The first ten amendments to the U.S. Constitution, known as the “Bill of Rights” specified basic rights such as freedom of religion and speech, freedom of the press, freedom of assembly, and the right of individuals to possess weapons. Since these are well-established, should we conclude that the institution of the Bill of Rights is no longer at issue, and roll back the very principles we fought so hard to secure?

If not, why roll back the fruits of laborers bargaining collectively, an exercise of our freedom of assembly that contributes to the pursuit of happiness?

There can be only one motivation for claiming the tactic of union bargaining is no longer necessary: as a prelude taking these hard-won, time-tested benefits away from the people working under such agreements.

February 15, 2012

Posted in Uncategorized at 12:18 pm by realitytax

Knowing that unions built the middle class, which ismost of the consumers in America, why would any reasonable business owner try to get rid of them? It’s like cutting off your nose to spite your mirror.

April 7, 2011

7 Keys to Understanding Mass Transit Impact – and Value

Posted in role of government, taxes, U.S. Economy, Uncategorized tagged , , , , , , , , , , at 9:32 am by realitytax

DC Streetcar study1) It’s not just bus and light-rail

Streetcars play an increasing role, as the DC Streetcar Land-Use Study documents, and for good reason. The upfront costs are lower than light-rail, while businesses (and commercial real estate values) react much more vigorously than they do to bus rapid transit (BRT) proposals.

2) Return on Investment is Reliable, Investors React

In terms of taxpayers dollars, the Goody Clancy DC study found “streetcar offers a better ratio of benefits to costs compared to Bus Rapid Transit (BRT) or Light Transit. While BRT is less expensive to implement, it does not generate the real estate investments to the same degree that streetcars can.” In other words, with a lower implementation cost than light rail that stability and predictability is what businesses and property owners like. Long-term, they know the traffic patterns and support for use are reliable.

3) Urban Rail Transportation Stimulates Economic Development

With so many elected officials trying to create jobs and reverse shrinkage of tax revenues, studies on the light rail projects in Minneapolis, Portland, and Denver reveal more benefits than just the immediate job creation from the construction projects, there’s lots of other new real estate development, too, including especially housing when the lines are well-sited.

4) Transit Is Not an “either/or” Choice

Some state legislatures are leery of the investment as they look at funding for the repair and maintenance of existing roads, highways, and bridges. Yet a new (or better) Transit system reduces wear, freeing up more money and reducing infrastructure maintenance costs in transportation budgets.
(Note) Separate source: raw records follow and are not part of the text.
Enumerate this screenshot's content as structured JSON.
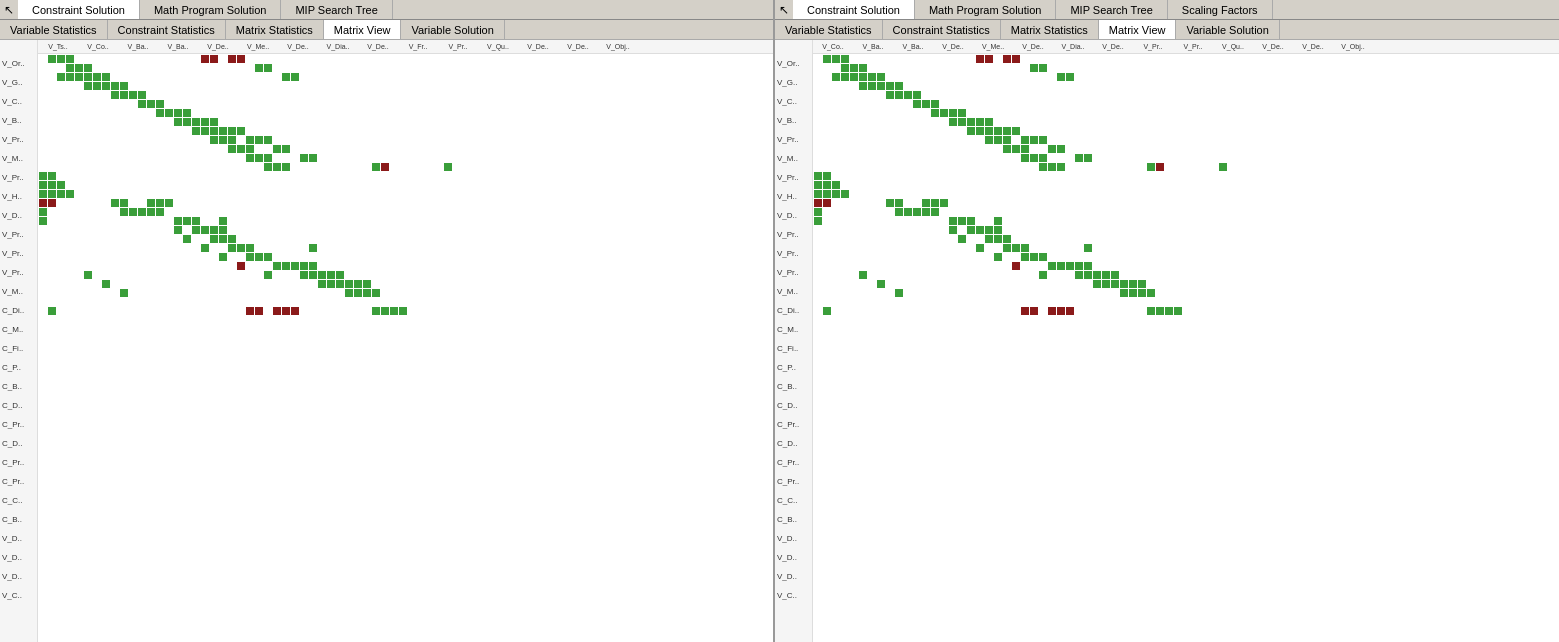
{
  "left_panel": {
    "top_tabs": [
      {
        "label": "Constraint Solution",
        "active": false
      },
      {
        "label": "Math Program Solution",
        "active": false
      },
      {
        "label": "MIP Search Tree",
        "active": false
      }
    ],
    "sub_tabs": [
      {
        "label": "Variable Statistics",
        "active": false
      },
      {
        "label": "Constraint Statistics",
        "active": false
      },
      {
        "label": "Matrix Statistics",
        "active": false
      },
      {
        "label": "Matrix View",
        "active": true
      },
      {
        "label": "Variable Solution",
        "active": false
      }
    ],
    "row_labels": [
      "V_Or..",
      "V_G..",
      "V_C..",
      "V_B..",
      "V_Pr..",
      "V_M..",
      "V_Pr..",
      "V_H..",
      "V_D..",
      "V_Pr..",
      "V_Pr..",
      "V_Pr..",
      "V_M..",
      "C_Di..",
      "C_M..",
      "C_Fi..",
      "C_P..",
      "C_B..",
      "C_D..",
      "C_Pr..",
      "C_D..",
      "C_Pr..",
      "C_Pr..",
      "C_C..",
      "C_B..",
      "V_D..",
      "V_D..",
      "V_D..",
      "V_C.."
    ],
    "col_labels": [
      "V_Ts..",
      "V_Co..",
      "V_Ba..",
      "V_Ba..",
      "V_De..",
      "V_Me..",
      "V_De..",
      "V_Dia..",
      "V_De..",
      "V_Fr..",
      "V_Pr..",
      "V_Qu..",
      "V_De..",
      "V_De..",
      "V_Obj.."
    ]
  },
  "right_panel": {
    "top_tabs": [
      {
        "label": "Constraint Solution",
        "active": false
      },
      {
        "label": "Math Program Solution",
        "active": false
      },
      {
        "label": "MIP Search Tree",
        "active": false
      },
      {
        "label": "Scaling Factors",
        "active": false
      }
    ],
    "sub_tabs": [
      {
        "label": "Variable Statistics",
        "active": false
      },
      {
        "label": "Constraint Statistics",
        "active": false
      },
      {
        "label": "Matrix Statistics",
        "active": false
      },
      {
        "label": "Matrix View",
        "active": true
      },
      {
        "label": "Variable Solution",
        "active": false
      }
    ],
    "row_labels": [
      "V_Or..",
      "V_G..",
      "V_C..",
      "V_B..",
      "V_Pr..",
      "V_M..",
      "V_Pr..",
      "V_H..",
      "V_D..",
      "V_Pr..",
      "V_Pr..",
      "V_Pr..",
      "V_M..",
      "C_Di..",
      "C_M..",
      "C_Fi..",
      "C_P..",
      "C_B..",
      "C_D..",
      "C_Pr..",
      "C_D..",
      "C_Pr..",
      "C_Pr..",
      "C_C..",
      "C_B..",
      "V_D..",
      "V_D..",
      "V_D..",
      "V_C.."
    ],
    "col_labels": [
      "V_Co..",
      "V_Ba..",
      "V_Ba..",
      "V_De..",
      "V_Me..",
      "V_De..",
      "V_Dia..",
      "V_De..",
      "V_Pr..",
      "V_Pr..",
      "V_Qu..",
      "V_De..",
      "V_De..",
      "V_Obj.."
    ]
  },
  "colors": {
    "green": "#3a9e3a",
    "dark_red": "#8b0000",
    "light_green": "#5cb85c",
    "bg": "#ffffff",
    "tab_bg": "#d4d0c8",
    "tab_active": "#ffffff"
  }
}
5) If Highways Are the Answer We’d All Move to L.A.

I don’t want to decry development in Southern California, but the smog and traffic jams are legendary. Most developed areas don’t have the land to give up for more highways, toll-roads are far from a free solution even though they shift the maintenance costs, and most communities favor fewer big roads as the cost to our environment and impact on our quality of life becomes more evident.

3) It’s Efficient
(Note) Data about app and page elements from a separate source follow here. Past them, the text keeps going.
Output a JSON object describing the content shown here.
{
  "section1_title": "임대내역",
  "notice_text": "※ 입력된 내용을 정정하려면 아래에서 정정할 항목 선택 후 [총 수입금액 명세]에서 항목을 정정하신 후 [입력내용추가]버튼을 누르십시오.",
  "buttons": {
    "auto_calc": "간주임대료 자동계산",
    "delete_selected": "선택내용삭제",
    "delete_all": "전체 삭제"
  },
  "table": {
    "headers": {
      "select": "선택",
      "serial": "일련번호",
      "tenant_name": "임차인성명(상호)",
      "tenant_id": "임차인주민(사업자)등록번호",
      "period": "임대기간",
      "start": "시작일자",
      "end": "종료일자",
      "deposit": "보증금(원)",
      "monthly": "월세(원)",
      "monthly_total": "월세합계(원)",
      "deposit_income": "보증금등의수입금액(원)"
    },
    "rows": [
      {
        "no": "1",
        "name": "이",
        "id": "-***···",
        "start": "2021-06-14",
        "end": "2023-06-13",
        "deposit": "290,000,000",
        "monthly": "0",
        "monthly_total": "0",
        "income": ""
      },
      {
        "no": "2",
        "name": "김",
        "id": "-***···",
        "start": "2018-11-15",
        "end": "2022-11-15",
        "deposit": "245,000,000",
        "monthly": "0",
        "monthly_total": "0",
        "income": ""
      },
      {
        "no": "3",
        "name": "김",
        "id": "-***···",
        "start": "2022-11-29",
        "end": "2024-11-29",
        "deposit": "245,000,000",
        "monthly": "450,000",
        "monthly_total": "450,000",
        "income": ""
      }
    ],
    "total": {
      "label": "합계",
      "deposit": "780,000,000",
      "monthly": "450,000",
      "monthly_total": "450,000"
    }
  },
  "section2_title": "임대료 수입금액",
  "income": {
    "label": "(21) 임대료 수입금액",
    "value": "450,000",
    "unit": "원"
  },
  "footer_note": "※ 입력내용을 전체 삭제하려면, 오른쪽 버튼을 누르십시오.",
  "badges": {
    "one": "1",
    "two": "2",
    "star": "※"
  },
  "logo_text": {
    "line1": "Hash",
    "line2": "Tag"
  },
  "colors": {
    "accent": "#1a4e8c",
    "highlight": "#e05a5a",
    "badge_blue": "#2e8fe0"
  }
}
Max busIt’s a simple fact, person-throughput is increased when a greater share of travelers in any given transportation corridor are riding rather than driving. Risks shrink, quality of life blossoms, and systems that mitigate commuter congestion coincidentally result in revitalized commercial and retail growth – again, because business investors recognize and gravitate to the predictable. While there are pitfalls to be avoided, there are numerous studies that show what’s working and what hasn’t; the data is real, so re-inventing the wheel isn’t the first step.
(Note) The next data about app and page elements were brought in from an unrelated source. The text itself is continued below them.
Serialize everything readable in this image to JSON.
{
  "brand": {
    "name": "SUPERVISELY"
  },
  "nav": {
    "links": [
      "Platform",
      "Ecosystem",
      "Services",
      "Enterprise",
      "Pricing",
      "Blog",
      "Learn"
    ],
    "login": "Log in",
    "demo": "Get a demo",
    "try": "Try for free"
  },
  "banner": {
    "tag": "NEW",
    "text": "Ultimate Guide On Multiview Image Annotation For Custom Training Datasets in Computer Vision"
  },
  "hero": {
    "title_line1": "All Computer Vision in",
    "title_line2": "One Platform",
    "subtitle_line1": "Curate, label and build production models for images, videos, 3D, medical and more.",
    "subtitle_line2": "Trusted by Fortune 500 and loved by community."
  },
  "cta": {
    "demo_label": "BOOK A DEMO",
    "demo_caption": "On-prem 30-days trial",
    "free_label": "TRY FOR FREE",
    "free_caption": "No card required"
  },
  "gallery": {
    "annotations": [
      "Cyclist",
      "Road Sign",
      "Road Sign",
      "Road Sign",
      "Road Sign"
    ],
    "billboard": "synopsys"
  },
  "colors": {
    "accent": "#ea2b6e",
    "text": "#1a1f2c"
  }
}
7) If You Build It, They Will Come

When you consider areas such as the Pearl district of Portland it’s obvious why that city is always high on lists of desirable places to live; urban development was phenomenal, and some estimates suggest streetcar ridership is 7 times higher than a bus alternative would be. Either way, it spurred billions of dollars in development projects, which translates into jobs and other tax revenues for the city – and isn’t that what every state or local government needs?